By contrast, about $220,000 went to law firms that represented many of the GOP electors in 2022.
The financial arrangement came into clearer focus earlier this year when then-Georgia GOP Chair David Shafer, one of the 16 fake electors, announced he wouldn’t seek another term and praised the party’s executive committee for agreeing to cover the legal fees in his farewell dispatch.
“I have raised the money to honor that commitment,” he wrote in a note to activists, “so that none of them have had to pay a penny out of pocket.”
Shafer has since been replaced as party chairman by former state Sen. Josh McKoon.
The false slate of electors became a major point of interest to a Fulton County special grand jury, as some legal experts say those GOP electors may have violated election fraud and forgery statutes, among other crimes.
The fake electors, who met the same day in December 2020 that the state’s electors cast Georgia’s votes in the Electoral College for Joe Biden, submitted to state and federal authorities documents that claimed they were the “duly elected” electors from the state, which they said Trump won.
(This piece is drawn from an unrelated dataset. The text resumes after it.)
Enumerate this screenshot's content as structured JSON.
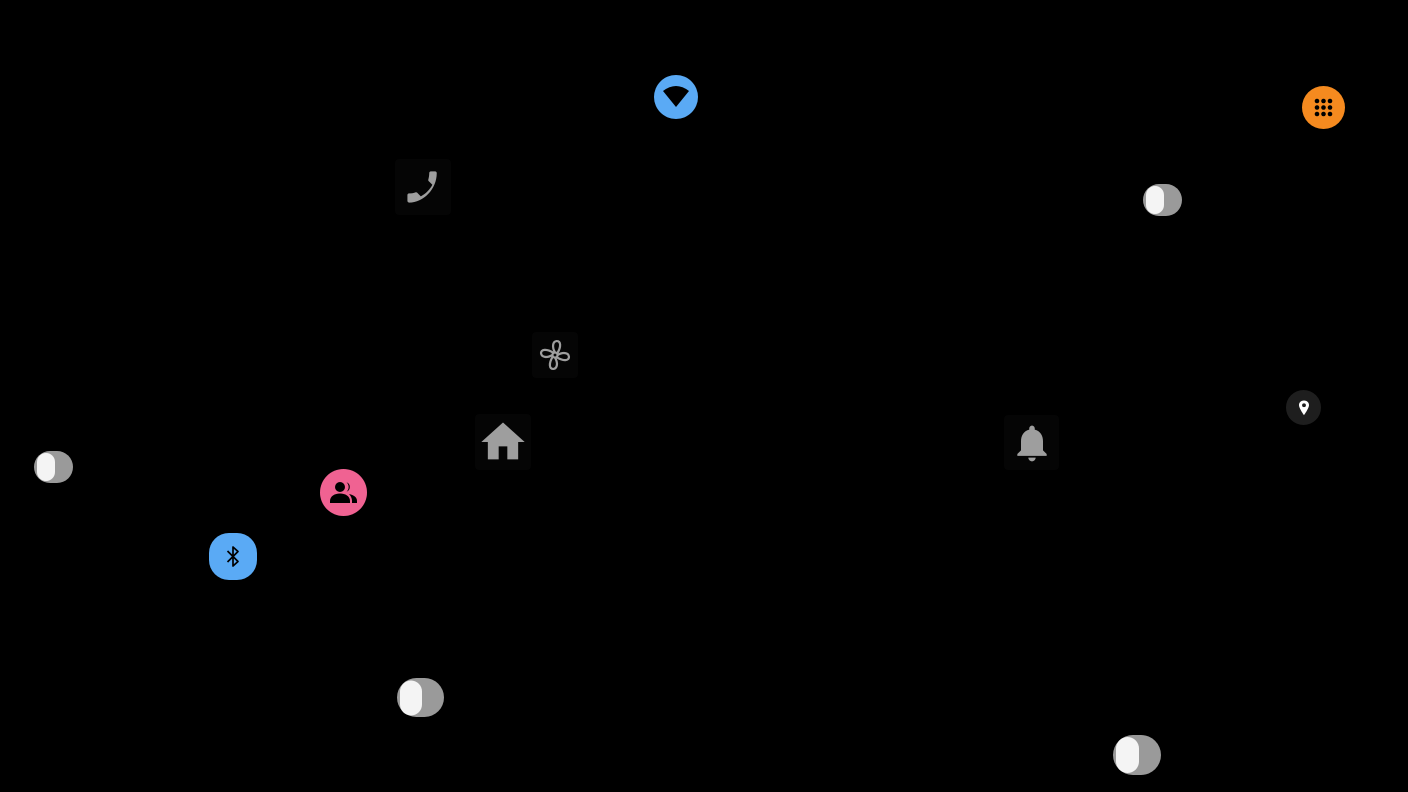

Several electors have said they participated in the ceremony in case pro-Trump legal challenges succeeded and that they are now being victimized by politically motivated prosecutors. Among them is Shafer, who said the “organs of law enforcement have been weaponized against Republicans.”
At least eight of the “alternate” presidential electors in 2020 accepted immunity deals with the Fulton County District Attorney’s Office in exchange for their testimony, according to the lawyer representing the group.
Shafer’s attorneys, in a bid to ward off an indictment, have cited the actions of Hawaii Democrats during the razor-thin 1960 presidential election in that state as a historic precedent. They’ve also argued the electors were following legal advice.
One of the firms representing the electors, Strickland Debrow, was paid about $272,500 during the first half of the year by the state party, according to the disclosures. That’s on top of $170,000 last year.
Holly Pierson of Pierson Law was paid at least $45,000 in attorney fees by the Georgia GOP during the first half of the year. She was paid at least $52,000 in attorney fees by the Georgia GOP last year.
Craig Gillen, who is representing Shafer along with Pierson, was paid nearly $37,000 by the Republican Party during the first six months of 2023.
McKoon, the party’s chairman, said, “I am deeply saddened and angered that the Georgia Republican Party is having to pay lawyers to defend conduct that has been well established for over a century as an appropriate mechanism to lawfully challenge the result of a presidential election.”
The party raised $722,000 during the previous six months, through June 30, so a large chunk of what it took in went for legal expenses. It still listed having nearly $1.4 million banked.
“The motivation of those pursuing this witch hunt is clearly to demoralize and bankrupt Georgians who took action to preserve a legal remedy to contest the election in 2020,” he said.
“But the Georgia Republican Party will not abandon these men and women who love their country and are being persecuted for taking action identical to electors in Hawaii in 1960 and in conformity with electors taking similar action going all the way back to 1876,” McKoon said.